Age and Longevity of your Shih Tzu
Purchasing a Shih Tzu? It’s no secret that smaller dogs live much longer than larger dogs, and the Shih Tzu is no exception to the rule. Shih Tzus are well-built, sturdy, and solid little dogs. Don’t let their size fool you.
With good nutrition and tender loving care, there’s no reason why your Shih Tzu couldn’t live for 15 years or more.
This is why it is extremely important to choose your little companion carefully because it is a long time commitment.
Get your papers in order before purchasing a Shih Tzu
Now that you’ve chosen your Shih Tzu, the next step is not to pull out the wallet or the checkbook. What you need to do is make sure that the puppy’s health records, pedigree, and registration papers are all legit.
The Shih Tzu that you’re about to buy should have a certificate that explains everything about his or her health. And it should state if it is alright to travel and leave its mother.
In addition, this certificate should be signed by a veterinarian. The health certificate should also have detailed information about inoculations as well as any other medications that the puppy may have had administered to it.
The veterinarian that you plan on taking your new pet to will need all of this information in order to set up a preventative health care program for your new Shih Tzu.
Shih Tzu Pedigree: The difference between pedigree and registration
One of the best things about owning a dog that is purebred is the pride of ownership and the many activities that you and your new Shih Tzu can participate in.
Without those all-important registration papers, there is no proof of parentage or lineage.
Before purchasing a Shih Tzu, find out if the puppy is registered as well as the parents. Do not get the terms “official registration” and “pedigree” confused.
For instance, pedigree is not a physical document. It is a chart that has information about the puppy’s family tree and relatives.
However, it is not a guarantee of registration in the kennel club. On the other hand, registration is an official document that’s issued by the kennel club and it proves that your dog is purebred.

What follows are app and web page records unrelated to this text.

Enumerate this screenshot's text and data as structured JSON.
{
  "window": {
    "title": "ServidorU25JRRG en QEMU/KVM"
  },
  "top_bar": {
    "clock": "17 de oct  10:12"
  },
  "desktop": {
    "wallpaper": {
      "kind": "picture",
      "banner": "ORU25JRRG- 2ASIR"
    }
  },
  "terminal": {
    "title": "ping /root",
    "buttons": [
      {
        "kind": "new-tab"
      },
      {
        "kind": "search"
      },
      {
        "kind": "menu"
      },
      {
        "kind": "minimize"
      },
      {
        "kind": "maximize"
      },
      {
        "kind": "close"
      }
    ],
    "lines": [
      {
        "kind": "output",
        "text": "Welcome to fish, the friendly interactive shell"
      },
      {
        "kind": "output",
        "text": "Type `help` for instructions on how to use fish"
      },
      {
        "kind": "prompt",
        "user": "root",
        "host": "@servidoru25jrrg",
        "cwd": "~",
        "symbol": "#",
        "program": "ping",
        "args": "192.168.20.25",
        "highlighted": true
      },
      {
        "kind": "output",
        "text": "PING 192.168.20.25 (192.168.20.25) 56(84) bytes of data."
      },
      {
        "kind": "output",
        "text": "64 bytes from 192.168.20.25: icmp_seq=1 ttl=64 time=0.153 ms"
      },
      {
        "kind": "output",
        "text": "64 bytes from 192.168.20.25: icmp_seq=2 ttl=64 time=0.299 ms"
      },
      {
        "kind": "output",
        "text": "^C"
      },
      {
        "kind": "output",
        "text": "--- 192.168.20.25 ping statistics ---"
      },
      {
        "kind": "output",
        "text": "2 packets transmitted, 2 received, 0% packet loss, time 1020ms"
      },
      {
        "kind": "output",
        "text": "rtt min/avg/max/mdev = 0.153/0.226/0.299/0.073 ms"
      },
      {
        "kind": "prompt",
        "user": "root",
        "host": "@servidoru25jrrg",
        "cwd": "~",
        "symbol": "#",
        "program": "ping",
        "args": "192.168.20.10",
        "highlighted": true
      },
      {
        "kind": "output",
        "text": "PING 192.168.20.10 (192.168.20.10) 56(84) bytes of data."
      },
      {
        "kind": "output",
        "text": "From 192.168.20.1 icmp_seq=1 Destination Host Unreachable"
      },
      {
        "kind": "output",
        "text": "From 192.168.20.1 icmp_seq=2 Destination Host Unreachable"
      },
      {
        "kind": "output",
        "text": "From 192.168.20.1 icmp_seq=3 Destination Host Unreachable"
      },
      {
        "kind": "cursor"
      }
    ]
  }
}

Shih Tzu Registration: Different forms
Make sure that you get application papers from the breeder so that you can register the Shih Tzu puppy in your name.
When you finally come up with a name for your Shih Tzu. Fill out the application form and mail it to the kennel club. Don’t forget to include the appropriate fees.
Within a month, you should finally receive a certificate of registration from the kennel club, and it will list you as the owner.
However, if you’re purchasing a Shih Tzu in America, the breeder will administer you one of the following American Kennel Club forms:
(1) The registration application
This piece of paper that is usually blue has information containing the name of the breeder, the litter birth date, names, and registration numbers of your Shih Tzus parents. And the litter registration number.
On this piece of paper, there are blank spaces to write the dog’s name, for the breeder to transfer ownership of the Shih Tzu, and for you to sign as the new owner of a beautiful dog.
In some cases, a breeder may demand that their kennel be a part of the dog’s name. In fact, some breeders name the puppies before they sell them.
As soon as you fill out the registration application, you will need to send it to the AKC. Do not forget to include the fee that’s listed on the application.
The next thing is to wait until you receive the paperwork listing you as the owner.
(2) The full registration
This piece of white paper has a purple border and lists important information such as the registered name of your Shih Tzu, birth date, color, and breed.
The owner as well as the breeder are also mentioned in this form. With this form of registration, you’re allowed to enter AKC competitions as well as events.
In addition, you are going to have the opportunity to register the future offspring of your Shih Tzu with the American Kennel Club.
(3) The limited registration form
This form is similar to the full registration form. However, the main difference is that this form has an orange border.
This form provides the same information as the full registration certificate. Unfortunately, Shih Tzu puppies that are born from parents that have limited registration are not allowed to be registered by the American Kennel Club.
The breeder is the only one that can change a dog’s status from limited to full registration. The owner cannot accomplish this feat.
A limited registration appears to be similar to neutering your Shih Tzu. The only difference is that this form of neutering is done on paper.
It is an attempt to discourage breeding that specific Shih Tzu by blocking the registration of any of its offspring.
Breeders have many reasons for not wanting a particular dog to be bred. For instance, all good breeders take the overpopulation of dogs seriously and do not want to contribute to the problem.
Another thing that could make a breeder not want the dog bred is that they want to stop the spread of a genetic disorder in that dog from spreading to the next generation.
Also, the breeder might just want to see how the dog matures before allowing it to get the privilege of full registration.
If you are considering purchasing a Shih Tzu with limited registration, make sure that you understand what you are getting into by asking the breeder all of the appropriate questions.